## Source material:
= Beginning of Section =
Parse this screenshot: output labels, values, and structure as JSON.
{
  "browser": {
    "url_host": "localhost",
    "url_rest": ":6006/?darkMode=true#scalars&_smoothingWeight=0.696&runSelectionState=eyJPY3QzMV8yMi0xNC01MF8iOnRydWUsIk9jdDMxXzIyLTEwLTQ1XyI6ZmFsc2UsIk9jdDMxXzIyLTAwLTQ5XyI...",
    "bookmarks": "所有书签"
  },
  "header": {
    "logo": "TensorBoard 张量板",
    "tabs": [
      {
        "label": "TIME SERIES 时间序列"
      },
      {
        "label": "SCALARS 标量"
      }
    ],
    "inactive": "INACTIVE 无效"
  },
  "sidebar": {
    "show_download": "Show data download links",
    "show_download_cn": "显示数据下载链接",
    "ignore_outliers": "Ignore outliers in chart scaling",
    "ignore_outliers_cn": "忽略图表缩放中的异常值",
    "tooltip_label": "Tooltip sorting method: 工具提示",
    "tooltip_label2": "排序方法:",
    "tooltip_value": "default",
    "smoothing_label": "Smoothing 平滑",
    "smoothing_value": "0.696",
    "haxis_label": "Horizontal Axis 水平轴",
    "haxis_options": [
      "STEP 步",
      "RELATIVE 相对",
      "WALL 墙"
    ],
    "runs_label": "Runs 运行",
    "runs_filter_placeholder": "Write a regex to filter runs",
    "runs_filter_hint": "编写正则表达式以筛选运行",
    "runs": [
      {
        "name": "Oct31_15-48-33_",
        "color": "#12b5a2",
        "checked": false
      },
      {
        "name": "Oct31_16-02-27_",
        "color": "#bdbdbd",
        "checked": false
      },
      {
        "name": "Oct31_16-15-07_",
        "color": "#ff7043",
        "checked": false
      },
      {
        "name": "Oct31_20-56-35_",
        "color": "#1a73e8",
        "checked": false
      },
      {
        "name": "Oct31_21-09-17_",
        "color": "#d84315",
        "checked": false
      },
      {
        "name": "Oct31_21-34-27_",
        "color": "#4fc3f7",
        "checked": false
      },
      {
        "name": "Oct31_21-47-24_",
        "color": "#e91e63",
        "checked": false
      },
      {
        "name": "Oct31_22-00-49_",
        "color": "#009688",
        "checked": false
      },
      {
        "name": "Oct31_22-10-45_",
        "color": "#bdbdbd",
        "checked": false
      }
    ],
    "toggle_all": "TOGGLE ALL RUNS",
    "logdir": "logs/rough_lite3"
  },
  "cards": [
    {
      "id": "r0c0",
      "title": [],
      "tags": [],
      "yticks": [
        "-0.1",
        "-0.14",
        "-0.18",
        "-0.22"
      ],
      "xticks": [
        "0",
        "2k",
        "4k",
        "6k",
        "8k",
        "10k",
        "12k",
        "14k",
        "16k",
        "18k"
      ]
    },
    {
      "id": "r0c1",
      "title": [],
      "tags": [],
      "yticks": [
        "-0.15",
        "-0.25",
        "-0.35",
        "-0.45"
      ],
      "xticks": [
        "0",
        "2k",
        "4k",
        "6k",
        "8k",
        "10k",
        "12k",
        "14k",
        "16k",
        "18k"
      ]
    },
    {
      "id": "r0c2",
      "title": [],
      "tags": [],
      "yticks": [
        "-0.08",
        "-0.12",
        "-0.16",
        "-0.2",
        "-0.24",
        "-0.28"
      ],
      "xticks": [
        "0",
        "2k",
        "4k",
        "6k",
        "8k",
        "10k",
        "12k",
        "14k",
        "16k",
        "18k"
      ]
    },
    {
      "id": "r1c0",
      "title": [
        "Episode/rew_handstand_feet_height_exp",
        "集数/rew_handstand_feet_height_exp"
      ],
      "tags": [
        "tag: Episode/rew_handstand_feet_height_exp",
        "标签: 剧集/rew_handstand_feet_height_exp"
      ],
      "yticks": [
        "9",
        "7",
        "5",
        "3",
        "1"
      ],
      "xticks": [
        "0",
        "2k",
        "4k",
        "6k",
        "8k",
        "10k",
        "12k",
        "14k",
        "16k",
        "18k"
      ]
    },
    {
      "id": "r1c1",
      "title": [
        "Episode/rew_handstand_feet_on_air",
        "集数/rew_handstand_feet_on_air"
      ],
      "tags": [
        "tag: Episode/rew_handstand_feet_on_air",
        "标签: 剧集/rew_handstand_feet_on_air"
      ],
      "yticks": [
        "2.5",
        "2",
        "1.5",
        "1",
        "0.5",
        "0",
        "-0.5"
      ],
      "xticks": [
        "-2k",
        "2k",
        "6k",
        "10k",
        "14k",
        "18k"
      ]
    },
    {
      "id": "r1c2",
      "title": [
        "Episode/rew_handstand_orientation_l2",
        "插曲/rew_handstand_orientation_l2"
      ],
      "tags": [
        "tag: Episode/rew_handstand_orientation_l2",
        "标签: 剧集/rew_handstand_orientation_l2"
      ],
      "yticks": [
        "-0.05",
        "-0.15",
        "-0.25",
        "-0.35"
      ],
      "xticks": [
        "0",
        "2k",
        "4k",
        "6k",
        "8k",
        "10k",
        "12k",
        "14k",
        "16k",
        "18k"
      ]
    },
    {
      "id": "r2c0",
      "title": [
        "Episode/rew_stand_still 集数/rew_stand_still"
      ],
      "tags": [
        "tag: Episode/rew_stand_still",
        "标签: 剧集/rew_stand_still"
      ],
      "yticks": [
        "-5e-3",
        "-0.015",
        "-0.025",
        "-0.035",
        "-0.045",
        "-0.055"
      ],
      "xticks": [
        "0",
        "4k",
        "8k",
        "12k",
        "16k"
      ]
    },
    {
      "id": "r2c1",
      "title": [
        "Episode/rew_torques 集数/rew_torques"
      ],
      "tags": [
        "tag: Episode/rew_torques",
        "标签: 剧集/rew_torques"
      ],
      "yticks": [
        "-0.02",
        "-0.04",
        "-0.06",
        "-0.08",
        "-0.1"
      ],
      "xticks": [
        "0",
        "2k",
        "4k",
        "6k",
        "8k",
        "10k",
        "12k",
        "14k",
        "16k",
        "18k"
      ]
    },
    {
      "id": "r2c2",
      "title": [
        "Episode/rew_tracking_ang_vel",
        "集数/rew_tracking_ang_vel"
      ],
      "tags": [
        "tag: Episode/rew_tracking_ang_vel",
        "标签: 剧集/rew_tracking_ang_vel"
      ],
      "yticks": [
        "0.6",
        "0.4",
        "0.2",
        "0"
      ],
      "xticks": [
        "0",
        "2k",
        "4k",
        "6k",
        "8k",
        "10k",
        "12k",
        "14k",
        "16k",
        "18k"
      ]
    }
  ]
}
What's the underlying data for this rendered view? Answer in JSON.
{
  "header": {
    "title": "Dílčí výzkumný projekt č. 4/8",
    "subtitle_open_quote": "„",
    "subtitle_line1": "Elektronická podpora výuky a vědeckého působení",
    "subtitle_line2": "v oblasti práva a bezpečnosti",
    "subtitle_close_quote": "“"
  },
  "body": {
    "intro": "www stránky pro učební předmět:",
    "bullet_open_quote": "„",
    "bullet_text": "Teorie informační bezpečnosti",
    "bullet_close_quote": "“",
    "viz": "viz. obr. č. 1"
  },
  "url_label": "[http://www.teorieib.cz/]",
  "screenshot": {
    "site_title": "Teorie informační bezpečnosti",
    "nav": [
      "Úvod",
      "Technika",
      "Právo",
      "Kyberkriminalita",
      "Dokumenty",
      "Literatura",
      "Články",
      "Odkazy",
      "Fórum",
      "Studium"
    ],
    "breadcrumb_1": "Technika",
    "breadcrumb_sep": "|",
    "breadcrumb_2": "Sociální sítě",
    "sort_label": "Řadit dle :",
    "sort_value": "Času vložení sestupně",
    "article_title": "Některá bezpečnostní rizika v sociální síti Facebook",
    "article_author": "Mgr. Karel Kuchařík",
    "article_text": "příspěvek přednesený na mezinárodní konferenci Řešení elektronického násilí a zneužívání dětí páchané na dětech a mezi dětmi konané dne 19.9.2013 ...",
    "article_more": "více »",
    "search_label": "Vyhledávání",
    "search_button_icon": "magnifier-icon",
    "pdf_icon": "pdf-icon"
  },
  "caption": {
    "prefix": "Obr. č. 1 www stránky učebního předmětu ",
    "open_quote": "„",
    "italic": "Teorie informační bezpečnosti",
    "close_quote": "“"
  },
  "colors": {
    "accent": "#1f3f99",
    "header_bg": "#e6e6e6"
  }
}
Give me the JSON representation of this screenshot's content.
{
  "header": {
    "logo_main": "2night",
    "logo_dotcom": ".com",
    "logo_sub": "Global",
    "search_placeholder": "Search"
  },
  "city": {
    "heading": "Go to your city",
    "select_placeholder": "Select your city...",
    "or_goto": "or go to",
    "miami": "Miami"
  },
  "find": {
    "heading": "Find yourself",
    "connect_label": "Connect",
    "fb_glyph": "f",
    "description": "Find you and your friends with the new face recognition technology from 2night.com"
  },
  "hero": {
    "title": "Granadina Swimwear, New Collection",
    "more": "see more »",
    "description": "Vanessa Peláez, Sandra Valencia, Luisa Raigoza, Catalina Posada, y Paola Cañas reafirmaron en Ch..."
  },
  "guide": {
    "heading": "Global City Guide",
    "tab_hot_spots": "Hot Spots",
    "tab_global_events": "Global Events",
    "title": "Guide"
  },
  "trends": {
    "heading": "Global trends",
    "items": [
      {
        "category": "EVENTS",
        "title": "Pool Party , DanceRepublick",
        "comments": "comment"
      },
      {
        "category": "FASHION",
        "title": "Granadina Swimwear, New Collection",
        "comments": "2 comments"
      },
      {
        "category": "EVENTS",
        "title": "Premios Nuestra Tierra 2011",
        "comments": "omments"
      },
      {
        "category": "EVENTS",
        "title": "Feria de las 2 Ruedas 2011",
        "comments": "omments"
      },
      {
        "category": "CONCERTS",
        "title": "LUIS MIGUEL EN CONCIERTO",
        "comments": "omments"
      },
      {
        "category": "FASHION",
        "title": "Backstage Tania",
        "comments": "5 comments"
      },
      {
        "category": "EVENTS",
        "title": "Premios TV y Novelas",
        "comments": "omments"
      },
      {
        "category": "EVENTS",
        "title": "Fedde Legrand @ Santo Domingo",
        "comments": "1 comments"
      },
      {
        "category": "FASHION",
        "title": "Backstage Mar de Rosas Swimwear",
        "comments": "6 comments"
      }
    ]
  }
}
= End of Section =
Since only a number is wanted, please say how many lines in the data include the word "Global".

4